──────── Task input
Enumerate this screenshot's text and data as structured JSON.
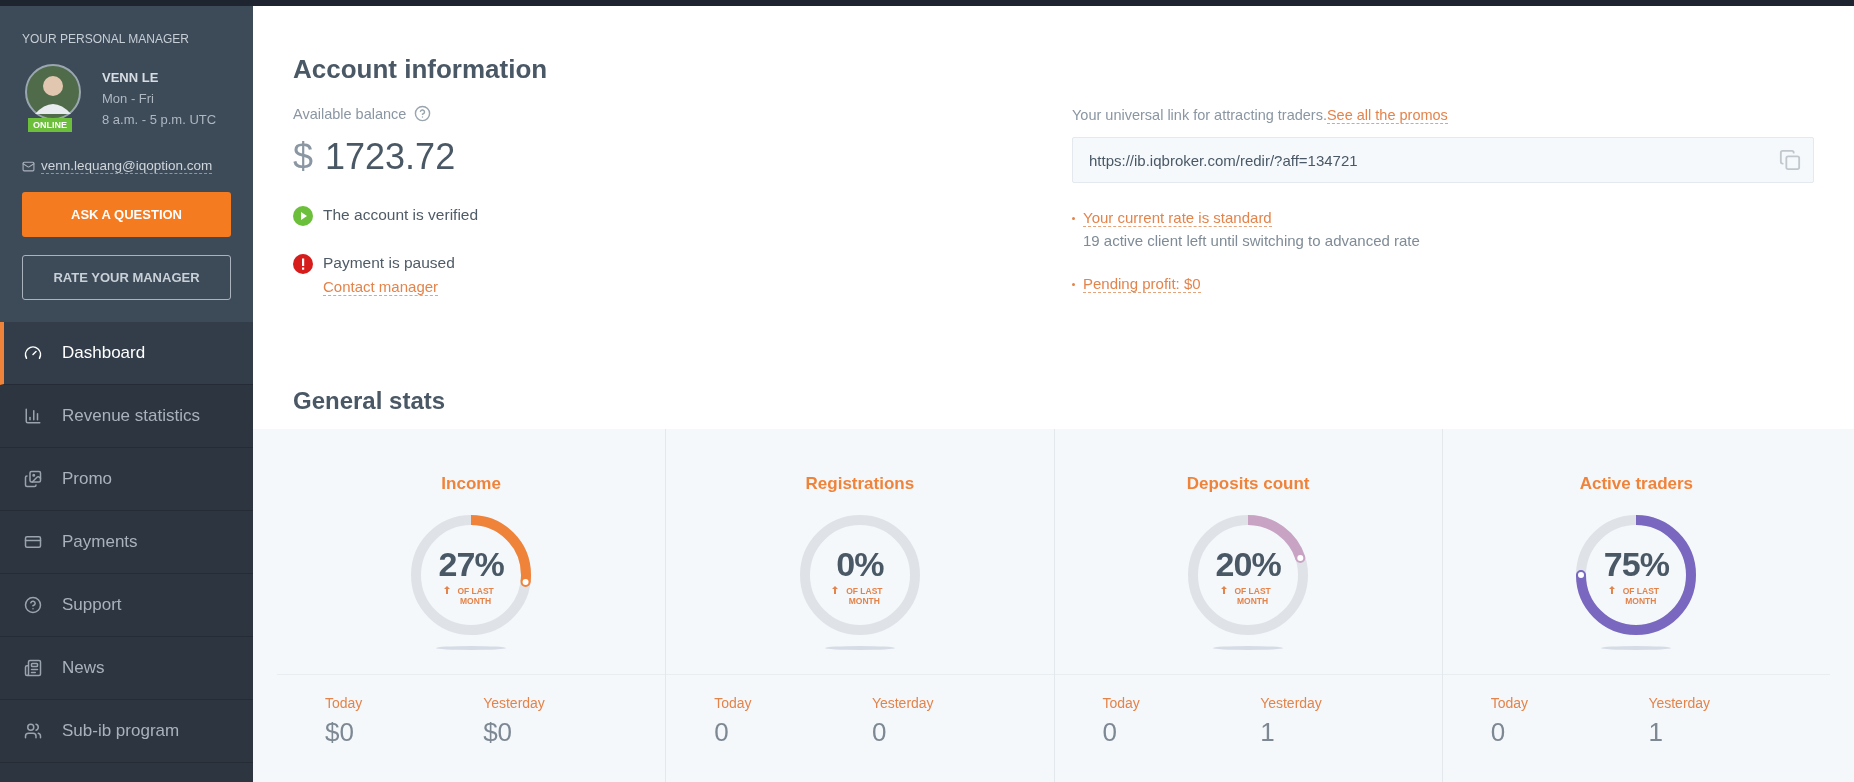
{
  "manager": {
    "heading": "YOUR PERSONAL MANAGER",
    "name": "VENN LE",
    "days": "Mon - Fri",
    "hours": "8 a.m. - 5 p.m. UTC",
    "status": "ONLINE",
    "online": true,
    "email": "venn.lequang@iqoption.com",
    "ask_button": "ASK A QUESTION",
    "rate_button": "RATE YOUR MANAGER"
  },
  "nav": [
    {
      "label": "Dashboard",
      "kind": "gauge",
      "selected": true
    },
    {
      "label": "Revenue statistics",
      "kind": "chart",
      "selected": false
    },
    {
      "label": "Promo",
      "kind": "images",
      "selected": false
    },
    {
      "label": "Payments",
      "kind": "card",
      "selected": false
    },
    {
      "label": "Support",
      "kind": "help",
      "selected": false
    },
    {
      "label": "News",
      "kind": "news",
      "selected": false
    },
    {
      "label": "Sub-ib program",
      "kind": "users",
      "selected": false
    }
  ],
  "account": {
    "title": "Account information",
    "balance_label": "Available balance",
    "currency": "$",
    "balance": "1723.72",
    "statuses": [
      {
        "kind": "verified",
        "text": "The account is verified"
      },
      {
        "kind": "paused",
        "text": "Payment is paused",
        "link": "Contact manager"
      }
    ],
    "link_label": "Your universal link for attracting traders.",
    "promos_link": "See all the promos",
    "link_value": "https://ib.iqbroker.com/redir/?aff=134721",
    "rate_items": [
      {
        "text": "Your current rate is standard",
        "note": "19 active client left until switching to advanced rate"
      },
      {
        "text": "Pending profit: $0"
      }
    ]
  },
  "stats": {
    "title": "General stats",
    "cards": [
      {
        "title": "Income",
        "value": "27%",
        "note": "OF LAST MONTH",
        "color": "#f0833a",
        "today_label": "Today",
        "today": "$0",
        "yesterday_label": "Yesterday",
        "yesterday": "$0"
      },
      {
        "title": "Registrations",
        "value": "0%",
        "note": "OF LAST MONTH",
        "today_label": "Today",
        "today": "0",
        "yesterday_label": "Yesterday",
        "yesterday": "0"
      },
      {
        "title": "Deposits count",
        "value": "20%",
        "note": "OF LAST MONTH",
        "color": "#c9a3c4",
        "today_label": "Today",
        "today": "0",
        "yesterday_label": "Yesterday",
        "yesterday": "1"
      },
      {
        "title": "Active traders",
        "value": "75%",
        "note": "OF LAST MONTH",
        "color": "#7a68c0",
        "today_label": "Today",
        "today": "0",
        "yesterday_label": "Yesterday",
        "yesterday": "1"
      }
    ]
  }
}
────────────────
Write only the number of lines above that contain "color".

3